The saxophone quartet led off a set of four pieces from West Side Story with an instrumental medley of selections from the show as arranged by James Boatman. It treated several of the most popular tunes in a charming array of saxophone technique.

The chorus sang the lively “America,” as arranged by William Stickles. They were accompanied by the saxophones and the piano. The catchy Latino rhythm was vigorously presented.

“Somewhere,” the transcendent song of hope that sums up the show, was sung in a moving arrangement by Robert Edgerton.
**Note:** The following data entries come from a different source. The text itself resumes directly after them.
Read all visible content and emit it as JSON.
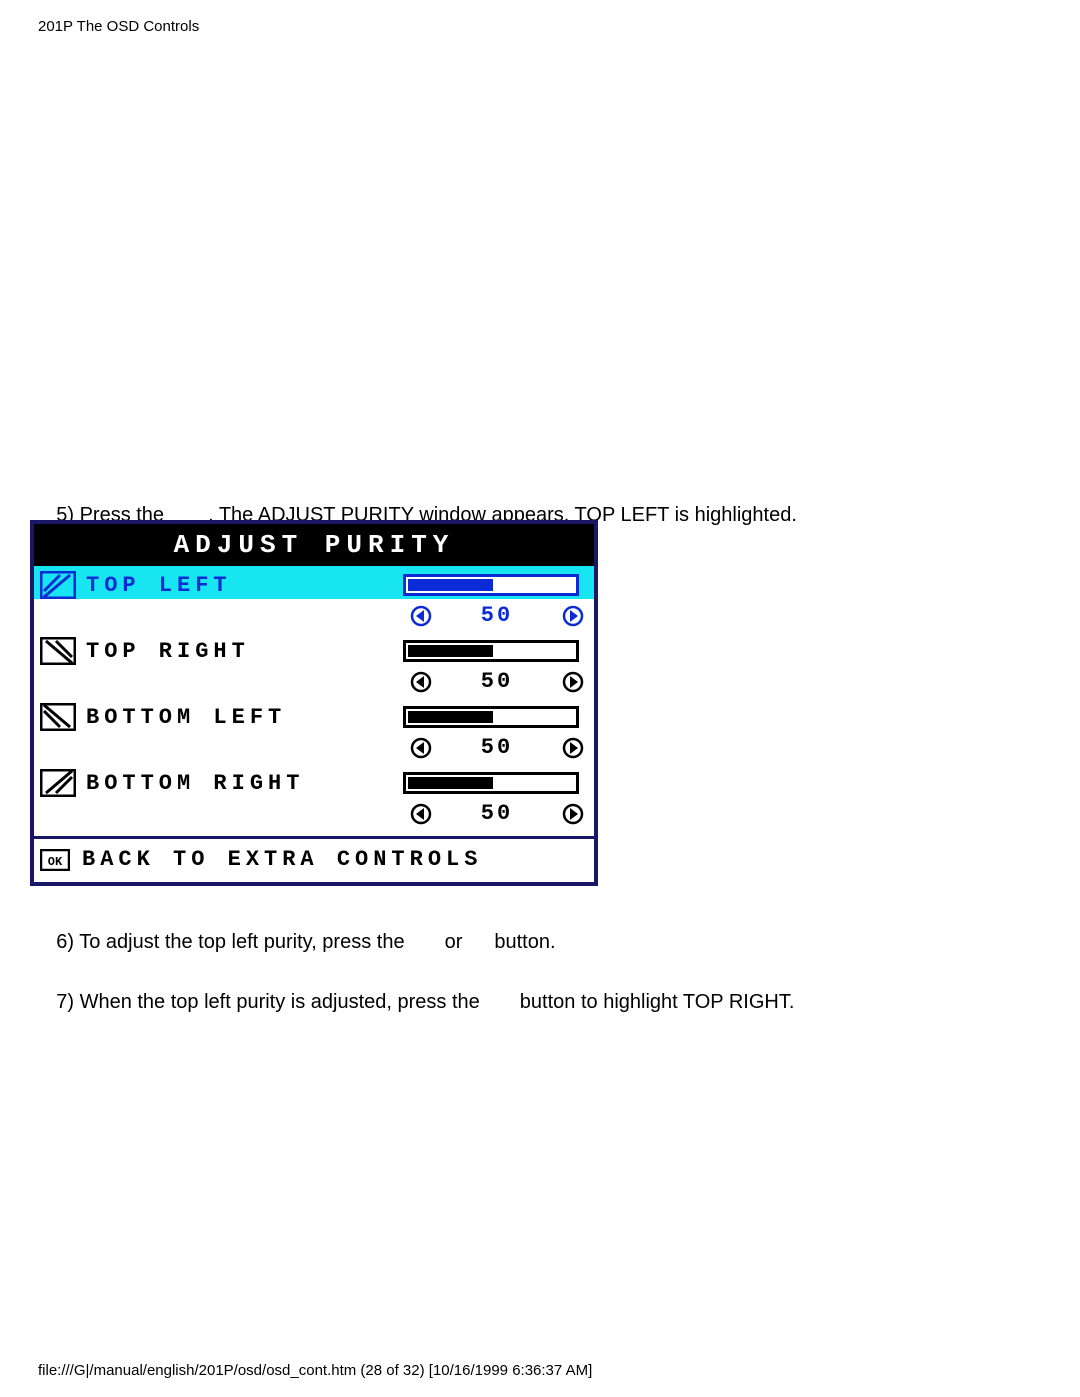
{
  "page_header": "201P The OSD Controls",
  "step5": {
    "prefix": "5) Press the",
    "suffix": ". The ADJUST PURITY window appears. TOP LEFT is highlighted."
  },
  "osd": {
    "title": "ADJUST PURITY",
    "items": [
      {
        "label": "TOP LEFT",
        "value": 50,
        "highlighted": true,
        "icon": "purity-top-left-icon"
      },
      {
        "label": "TOP RIGHT",
        "value": 50,
        "highlighted": false,
        "icon": "purity-top-right-icon"
      },
      {
        "label": "BOTTOM LEFT",
        "value": 50,
        "highlighted": false,
        "icon": "purity-bottom-left-icon"
      },
      {
        "label": "BOTTOM RIGHT",
        "value": 50,
        "highlighted": false,
        "icon": "purity-bottom-right-icon"
      }
    ],
    "footer": "BACK TO EXTRA CONTROLS"
  },
  "step6": {
    "prefix": "6) To adjust the top left purity, press the",
    "mid": "or",
    "suffix": "button."
  },
  "step7": {
    "prefix": "7) When the top left purity is adjusted, press the",
    "suffix": "button to highlight TOP RIGHT."
  },
  "page_footer": "file:///G|/manual/english/201P/osd/osd_cont.htm (28 of 32) [10/16/1999 6:36:37 AM]"
}
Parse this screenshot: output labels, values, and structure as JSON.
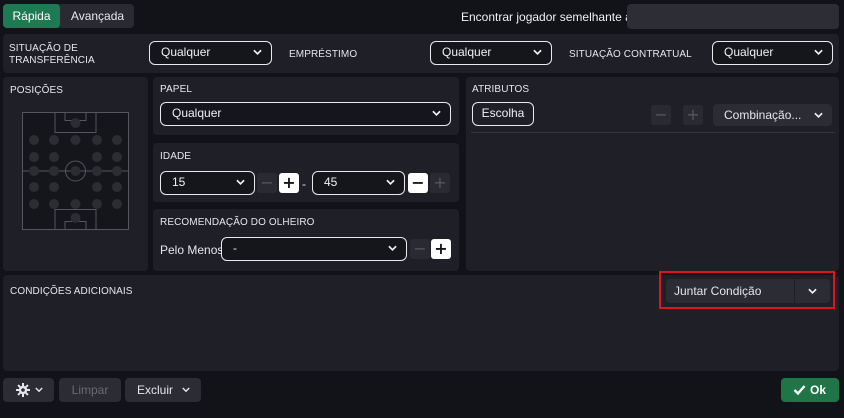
{
  "tabs": {
    "quick": "Rápida",
    "advanced": "Avançada"
  },
  "similar": {
    "label": "Encontrar jogador semelhante a",
    "placeholder": ""
  },
  "top_filters": {
    "transfer_status": {
      "label_line1": "SITUAÇÃO DE",
      "label_line2": "TRANSFERÊNCIA",
      "value": "Qualquer"
    },
    "loan": {
      "label": "EMPRÉSTIMO",
      "value": "Qualquer"
    },
    "contract": {
      "label": "SITUAÇÃO CONTRATUAL",
      "value": "Qualquer"
    }
  },
  "positions": {
    "label": "POSIÇÕES"
  },
  "role": {
    "label": "PAPEL",
    "value": "Qualquer"
  },
  "age": {
    "label": "IDADE",
    "min": "15",
    "max": "45",
    "separator": "-"
  },
  "scout": {
    "label": "RECOMENDAÇÃO DO OLHEIRO",
    "prefix": "Pelo Menos",
    "value": "-"
  },
  "attributes": {
    "label": "ATRIBUTOS",
    "choose_button": "Escolha",
    "combination": "Combinação..."
  },
  "conditions": {
    "label": "CONDIÇÕES ADICIONAIS",
    "join_condition": "Juntar Condição"
  },
  "footer": {
    "clear": "Limpar",
    "delete": "Excluir",
    "ok": "Ok"
  },
  "symbols": {
    "minus": "−",
    "plus": "+"
  },
  "colors": {
    "accent_green": "#1e7a52",
    "ok_green": "#1f7548",
    "highlight_red": "#e0141c"
  },
  "icons": {
    "settings": "gear-icon",
    "dropdown": "chevron-down-icon",
    "confirm": "check-icon"
  }
}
The other great song that looks toward a positive future, “Tonight,” was arranged by Stickles and featured soprano soloists Shana Silverstein Barbieri and Louise Farmer, and alto Lisa Berley. They soared over the choir in climactic descant passages.

Candide, Bernstein’s one operetta and composed in the mid-1950s, is based on the novella of the same name by Voltaire. Its 1956 premier received a cool reception from critics and audiences alike. It was not until the 1974 revival with major changes in the libretto that Candide received the success and popularity it enjoys today.

The overture to Candide as a separate concert piece has been a favorite on symphony orchestra programs from the beginning. It is swinging, airy, light and melodic, and programmers love to insert it often between heavier, more serious pieces to spice things up a bit. The saxophone quartet gave an outstanding performance of the arrangement by Johan van der Linden.

Judith Ruderman was featured, along with Michael Strichman and Bernard Most, along with the chorus, in the song and dance routine “I am Easily Assimilated.” It was a delight.

The TJC sang the gorgeous chorus, “The Best of All Possible Worlds.”

The final selection was the rich, luscious harmony of “Make Our Garden Grow,” featuring two young singers, new to TJC this year – soprano Liz Crisenbery and bass Xavier Richert. Their vocal quality and superb blend with the voices of the chorus marked a promise for a bright future for the Triangle Jewish Chorale.

It has been a joy over the past several years to hear the TJC in concert singing selections from the great treasury of Jewish worship music, tradition, and unique classics from the theater and concert hall. The chorus, under the leadership of the vivacious and skilled Lorena Guillén, has improved its ensemble singing, developed its choral blend, and built a reputation for quality entertainment that assures a full house. May it continue to be so…